▶ _TASK OBJECTIVE_
Only the pictures are to be left out; write out the rest of the data exactly.

(Records from a collection)
------------------------------------

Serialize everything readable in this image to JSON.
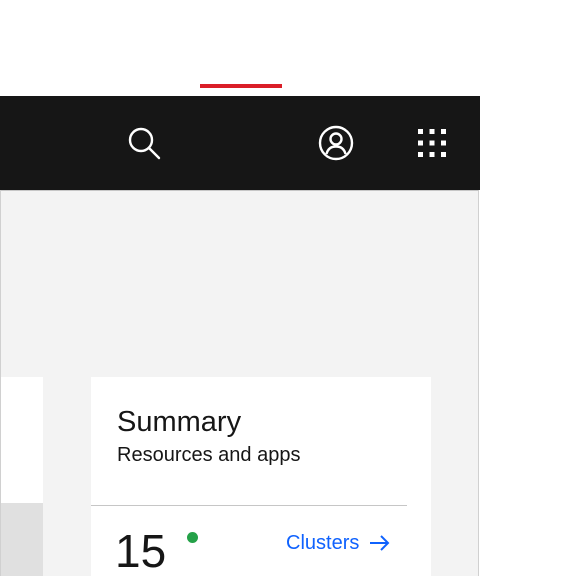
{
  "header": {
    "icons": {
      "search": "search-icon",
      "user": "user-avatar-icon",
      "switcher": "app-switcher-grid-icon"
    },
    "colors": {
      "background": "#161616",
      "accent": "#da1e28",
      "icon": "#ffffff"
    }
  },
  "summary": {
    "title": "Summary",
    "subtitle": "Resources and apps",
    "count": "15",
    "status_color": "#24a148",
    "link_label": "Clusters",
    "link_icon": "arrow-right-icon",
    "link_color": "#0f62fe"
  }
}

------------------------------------

▶ _FINISHED EXERCISE_
Serialize everything readable in this image to JSON.
{
  "header": {
    "icons": {
      "search": "search-icon",
      "user": "user-avatar-icon",
      "switcher": "app-switcher-grid-icon"
    },
    "colors": {
      "background": "#161616",
      "accent": "#da1e28",
      "icon": "#ffffff"
    }
  },
  "summary": {
    "title": "Summary",
    "subtitle": "Resources and apps",
    "count": "15",
    "status_color": "#24a148",
    "link_label": "Clusters",
    "link_icon": "arrow-right-icon",
    "link_color": "#0f62fe"
  }
}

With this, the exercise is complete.